Capital Caprine Cuisine
Those Three Drunken Goats sure can cook
By Erica Wayne 08/17/2011
It’s been almost three years to the day since we first tried the brand-spanking-new restaurant in Montrose with unusual food and an even more unusual name. So, last month, we decided a second visit was long overdue and headed up the hill with the same friends who accompanied us on our original foray.
Three Drunken Goats on Honolulu Avenue has a tapas-focused Spanish kitchen. The menu’s the creation of consulting chef Jason Michaud. And the name? From the three major partners and a Spanish wine-soaked goat cheese called “drunken goat” (cabra al vino); I kid you not.
The Goats’ interior, with long darkwood tables and eggplant-tinted walls, isn’t exactly cozy. Ceilings are high and painted black. A wine bar is set up at the front of the restaurant, with an open kitchen stretched across the rear. It seems able to accommodate far more than the stated 86-person capacity but, on this repeat visit, it seems less cavernous. Have they divvied up the space?
I’m not sure.
The menu lists almost 40 items that can be ordered to share, so the most important thing is to get the entire table to be of one mind, no easy task. On our maiden visit, we agreed to pass up most of the (seven) larger plates to concentrate on smaller delicacies, with delicate negotiations (over a pitcher of white sangria — $30) to finalize the choices.
Most of the tapas we ordered back then are still available: golden beets with hazelnuts, arugula and goat cheese ($9); piquillo stuffed with idiazabal (north Spanish peppers with smoked sheep cheese — $9); patata with truffle oil and cabrales (fried potatoes topped with Spanish blue cheese — $7); bacon-wrapped dates with chorizo ($9); grilled octopus with potato salad and chorizo ($9); and scallops wrapped in jamon serrano with corn remoulade ($15).

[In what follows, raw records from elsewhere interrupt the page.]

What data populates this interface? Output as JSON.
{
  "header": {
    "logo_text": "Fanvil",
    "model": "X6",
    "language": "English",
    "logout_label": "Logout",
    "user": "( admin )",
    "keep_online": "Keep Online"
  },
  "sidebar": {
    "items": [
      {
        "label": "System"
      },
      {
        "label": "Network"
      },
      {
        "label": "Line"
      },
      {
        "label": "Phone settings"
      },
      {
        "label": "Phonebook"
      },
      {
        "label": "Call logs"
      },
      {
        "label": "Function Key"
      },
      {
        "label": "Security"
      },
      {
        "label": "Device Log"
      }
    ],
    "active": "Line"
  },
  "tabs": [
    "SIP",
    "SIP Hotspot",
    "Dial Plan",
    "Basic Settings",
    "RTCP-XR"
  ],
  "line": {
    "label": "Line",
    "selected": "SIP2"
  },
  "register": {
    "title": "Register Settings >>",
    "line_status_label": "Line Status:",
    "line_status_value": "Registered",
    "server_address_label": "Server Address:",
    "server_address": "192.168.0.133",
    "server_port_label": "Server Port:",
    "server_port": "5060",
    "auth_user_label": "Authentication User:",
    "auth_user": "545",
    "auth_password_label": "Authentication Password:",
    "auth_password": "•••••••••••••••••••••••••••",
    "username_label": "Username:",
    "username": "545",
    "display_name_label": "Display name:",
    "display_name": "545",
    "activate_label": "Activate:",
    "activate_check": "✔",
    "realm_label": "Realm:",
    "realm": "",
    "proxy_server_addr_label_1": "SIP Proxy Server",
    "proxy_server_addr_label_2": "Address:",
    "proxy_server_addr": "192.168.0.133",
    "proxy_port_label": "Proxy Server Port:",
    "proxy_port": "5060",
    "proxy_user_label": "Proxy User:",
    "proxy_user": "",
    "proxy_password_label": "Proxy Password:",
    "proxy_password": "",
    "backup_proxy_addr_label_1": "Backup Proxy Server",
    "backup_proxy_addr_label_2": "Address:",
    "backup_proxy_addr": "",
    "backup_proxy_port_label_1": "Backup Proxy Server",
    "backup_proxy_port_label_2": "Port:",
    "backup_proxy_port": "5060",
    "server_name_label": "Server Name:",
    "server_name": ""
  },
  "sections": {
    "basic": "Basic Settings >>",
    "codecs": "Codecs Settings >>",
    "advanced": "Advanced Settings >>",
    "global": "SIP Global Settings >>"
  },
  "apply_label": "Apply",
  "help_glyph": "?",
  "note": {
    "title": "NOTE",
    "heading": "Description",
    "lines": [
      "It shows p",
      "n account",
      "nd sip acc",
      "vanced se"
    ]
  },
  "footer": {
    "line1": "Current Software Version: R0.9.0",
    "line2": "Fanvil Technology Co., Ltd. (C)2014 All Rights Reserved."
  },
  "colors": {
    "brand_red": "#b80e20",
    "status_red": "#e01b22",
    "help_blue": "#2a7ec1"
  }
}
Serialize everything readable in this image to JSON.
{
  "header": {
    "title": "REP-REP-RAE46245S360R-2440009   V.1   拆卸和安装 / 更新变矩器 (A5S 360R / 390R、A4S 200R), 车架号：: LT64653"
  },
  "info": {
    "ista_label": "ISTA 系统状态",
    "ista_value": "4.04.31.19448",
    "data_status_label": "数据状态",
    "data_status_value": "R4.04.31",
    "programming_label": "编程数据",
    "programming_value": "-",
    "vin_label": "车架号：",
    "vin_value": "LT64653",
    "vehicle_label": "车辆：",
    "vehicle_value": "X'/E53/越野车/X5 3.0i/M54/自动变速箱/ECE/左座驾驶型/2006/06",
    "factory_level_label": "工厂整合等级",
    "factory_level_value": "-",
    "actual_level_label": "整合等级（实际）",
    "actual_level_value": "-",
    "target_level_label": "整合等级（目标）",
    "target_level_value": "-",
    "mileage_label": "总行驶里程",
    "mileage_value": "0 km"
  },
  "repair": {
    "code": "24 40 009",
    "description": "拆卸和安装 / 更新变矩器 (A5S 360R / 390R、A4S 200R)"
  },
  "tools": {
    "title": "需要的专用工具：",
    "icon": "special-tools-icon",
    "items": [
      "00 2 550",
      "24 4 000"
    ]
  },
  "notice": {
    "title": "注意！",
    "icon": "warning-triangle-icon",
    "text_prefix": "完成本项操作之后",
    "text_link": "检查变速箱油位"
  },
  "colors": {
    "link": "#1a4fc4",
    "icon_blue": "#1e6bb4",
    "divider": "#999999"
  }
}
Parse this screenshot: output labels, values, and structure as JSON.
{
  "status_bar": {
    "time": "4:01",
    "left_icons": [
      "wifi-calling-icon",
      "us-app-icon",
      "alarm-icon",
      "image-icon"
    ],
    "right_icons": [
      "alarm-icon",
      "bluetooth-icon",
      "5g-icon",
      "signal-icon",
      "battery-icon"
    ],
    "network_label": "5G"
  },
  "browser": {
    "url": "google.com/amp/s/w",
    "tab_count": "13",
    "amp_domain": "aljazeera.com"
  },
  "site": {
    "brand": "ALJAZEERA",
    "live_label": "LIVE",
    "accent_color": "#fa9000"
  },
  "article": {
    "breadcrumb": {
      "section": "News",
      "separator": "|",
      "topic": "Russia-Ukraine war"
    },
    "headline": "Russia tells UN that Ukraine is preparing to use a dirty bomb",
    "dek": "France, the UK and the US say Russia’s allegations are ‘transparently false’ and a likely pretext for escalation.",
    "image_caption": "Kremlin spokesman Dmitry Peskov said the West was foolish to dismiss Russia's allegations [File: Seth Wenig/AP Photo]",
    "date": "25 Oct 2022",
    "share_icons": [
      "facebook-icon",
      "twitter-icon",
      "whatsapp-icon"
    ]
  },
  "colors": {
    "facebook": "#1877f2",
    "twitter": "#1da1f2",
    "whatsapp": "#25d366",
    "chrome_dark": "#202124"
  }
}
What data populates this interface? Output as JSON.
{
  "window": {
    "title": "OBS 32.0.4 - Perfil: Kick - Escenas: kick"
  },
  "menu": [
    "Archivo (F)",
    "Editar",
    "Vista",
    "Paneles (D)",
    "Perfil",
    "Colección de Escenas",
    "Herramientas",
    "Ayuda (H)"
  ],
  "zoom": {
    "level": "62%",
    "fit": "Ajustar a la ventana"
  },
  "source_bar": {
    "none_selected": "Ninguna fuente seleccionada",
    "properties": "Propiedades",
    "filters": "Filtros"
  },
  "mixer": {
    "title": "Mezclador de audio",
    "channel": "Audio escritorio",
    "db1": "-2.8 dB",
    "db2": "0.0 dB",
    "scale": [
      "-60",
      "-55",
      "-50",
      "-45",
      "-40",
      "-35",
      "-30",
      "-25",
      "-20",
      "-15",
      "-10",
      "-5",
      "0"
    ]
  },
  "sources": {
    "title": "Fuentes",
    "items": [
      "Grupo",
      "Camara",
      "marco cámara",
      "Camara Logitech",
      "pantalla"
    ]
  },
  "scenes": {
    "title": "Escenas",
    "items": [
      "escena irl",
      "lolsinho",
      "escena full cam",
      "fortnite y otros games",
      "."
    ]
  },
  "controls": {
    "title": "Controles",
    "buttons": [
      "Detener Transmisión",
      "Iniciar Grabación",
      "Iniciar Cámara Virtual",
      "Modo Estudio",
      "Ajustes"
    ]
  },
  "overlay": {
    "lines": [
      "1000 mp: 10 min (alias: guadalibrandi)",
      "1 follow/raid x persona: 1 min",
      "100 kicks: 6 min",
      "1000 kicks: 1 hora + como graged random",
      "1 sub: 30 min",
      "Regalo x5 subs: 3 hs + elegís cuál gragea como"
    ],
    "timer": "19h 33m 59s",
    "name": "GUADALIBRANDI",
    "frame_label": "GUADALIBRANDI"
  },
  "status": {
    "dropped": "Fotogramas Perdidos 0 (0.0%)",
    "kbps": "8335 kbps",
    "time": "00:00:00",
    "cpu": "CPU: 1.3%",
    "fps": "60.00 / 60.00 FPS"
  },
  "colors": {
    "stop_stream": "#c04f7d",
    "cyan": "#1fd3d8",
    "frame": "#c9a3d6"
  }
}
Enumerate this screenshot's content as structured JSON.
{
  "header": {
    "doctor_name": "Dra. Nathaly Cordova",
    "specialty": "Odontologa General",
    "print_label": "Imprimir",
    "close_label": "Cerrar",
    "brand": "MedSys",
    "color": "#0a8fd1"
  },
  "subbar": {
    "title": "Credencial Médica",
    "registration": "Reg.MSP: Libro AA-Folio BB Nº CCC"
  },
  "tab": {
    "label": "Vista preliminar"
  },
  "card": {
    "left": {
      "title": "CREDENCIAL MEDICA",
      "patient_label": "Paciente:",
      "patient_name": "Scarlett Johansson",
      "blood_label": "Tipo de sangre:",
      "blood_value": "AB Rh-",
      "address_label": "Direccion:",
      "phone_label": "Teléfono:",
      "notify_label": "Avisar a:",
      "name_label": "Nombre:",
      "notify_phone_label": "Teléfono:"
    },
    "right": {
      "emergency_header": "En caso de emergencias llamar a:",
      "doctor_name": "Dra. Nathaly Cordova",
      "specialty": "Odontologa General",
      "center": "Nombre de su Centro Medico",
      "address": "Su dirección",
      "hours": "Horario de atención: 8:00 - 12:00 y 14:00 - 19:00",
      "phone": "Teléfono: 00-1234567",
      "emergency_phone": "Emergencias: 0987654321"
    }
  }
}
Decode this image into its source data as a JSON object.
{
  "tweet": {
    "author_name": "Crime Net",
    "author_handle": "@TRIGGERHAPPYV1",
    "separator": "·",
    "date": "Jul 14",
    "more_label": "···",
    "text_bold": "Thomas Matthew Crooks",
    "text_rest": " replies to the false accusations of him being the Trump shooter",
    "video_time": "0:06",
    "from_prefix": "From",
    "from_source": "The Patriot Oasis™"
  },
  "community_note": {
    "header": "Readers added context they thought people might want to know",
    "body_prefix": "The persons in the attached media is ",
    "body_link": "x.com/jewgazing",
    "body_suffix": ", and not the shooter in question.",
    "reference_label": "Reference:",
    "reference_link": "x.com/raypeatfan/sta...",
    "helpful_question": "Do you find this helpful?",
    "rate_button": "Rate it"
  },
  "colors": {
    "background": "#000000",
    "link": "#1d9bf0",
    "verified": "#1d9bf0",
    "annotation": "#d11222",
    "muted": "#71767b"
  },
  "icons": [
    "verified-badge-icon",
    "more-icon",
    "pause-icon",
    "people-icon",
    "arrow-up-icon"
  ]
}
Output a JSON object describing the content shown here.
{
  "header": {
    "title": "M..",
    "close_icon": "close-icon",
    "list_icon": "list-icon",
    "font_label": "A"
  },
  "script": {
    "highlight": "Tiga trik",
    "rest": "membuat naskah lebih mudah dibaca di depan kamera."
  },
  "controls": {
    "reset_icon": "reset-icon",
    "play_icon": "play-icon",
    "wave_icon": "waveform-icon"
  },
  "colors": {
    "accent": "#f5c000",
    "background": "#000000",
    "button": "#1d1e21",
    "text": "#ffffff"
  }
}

The beet salad was perfect, and it was hard to find fault with the others. I especially loved the tubers, although the wonderful piquancy of the cheese blocked any hint of truffle oil; and we were favorably impressed with the smoky flavor of the peppers and their molten filling. The octopus was tender and its potato salad side, laced with spicy sausage, delightful. Our scallops were plump, set on a sweet bed of creamy corn. And it was thumbs up all around for the dates.
Although we were sorely tempted to simply reorder the tapas we enjoyed so much on our initial visit, we eventually decided to limit our small plates to three we hadn’t sampled, asparagus with jamon serrano, manchego and hazelnuts ($9); pulled pork with piquillo peppers and toast ($8); and sugar chili prawns with Mediterranean remoulade ($12) — all just as satisfying as those we devoured back in 2008.
Then we picked two entreés to share as well, a simple but tasty grilled half-chicken with root vegetables and baby carrots ($15) and sautéed Chilean sea bass with steamed vegetables and mashed potatoes. (I must say that ordering this endangered but supremely delicious fish is always a guilt-inducing decision; paying the Goats’ $24 price tag seems a suitable penance for such irresistible sin.)
You’d think, with the quantity of food and wine consumed, we might have foregone dessert. But on our first visit, we had to sample the Goats’ upscale churros ($6). Almost celestially light and hot enough to singe the roof of our mouths, the two ropes of deep-fried pastry hardly needed the cuplet of bittersweet chocolate sauce they were paired with. And, three years later, we settled on the same item (like most things on the menu, at the same price and just as pleasing).
As satisfied as we’ve been with our two meals, we know we still haven’t done justice to the entirety of the Goats’ menu. Cheeses ($4 a portion) include chunks of all those featured in the tapas and several more, including mahon, capri chevre, tres leches and the aforementioned cabra al vino. There’s a $13 charcuterie platter, paella for two ($28), grilled lamb chops with mint and greens ($18), crab croquettes ($9) and much, much more.
The Goats’ wine list includes Spanish, Californian and South American choices. (Oddly, their house wines — still with an animal theme –– are both South African “Bored Doe” (Get it? Bordeaux!) and “Goats in Village” viognier ($23 and $24, respectively). And they stock some nice artisan beers (like Delirium Tremens, a Belgian strong pale ale — $8) and Spanish dessert wines, though the most interesting vintage sherries and ports have disappeared from the Web site menu.
But, with lots still left to sample on our next visit, we four stuffed pigs forced ourselves once again to say farewell to the Three Drunken Goats who have joined the ranks of those good friends we long to see far more often than is possible. We’ll be back, little goats, to join you again in celebration of fine food and drink (with any luck, a bit sooner than before). Till then, adios and muchas gracias.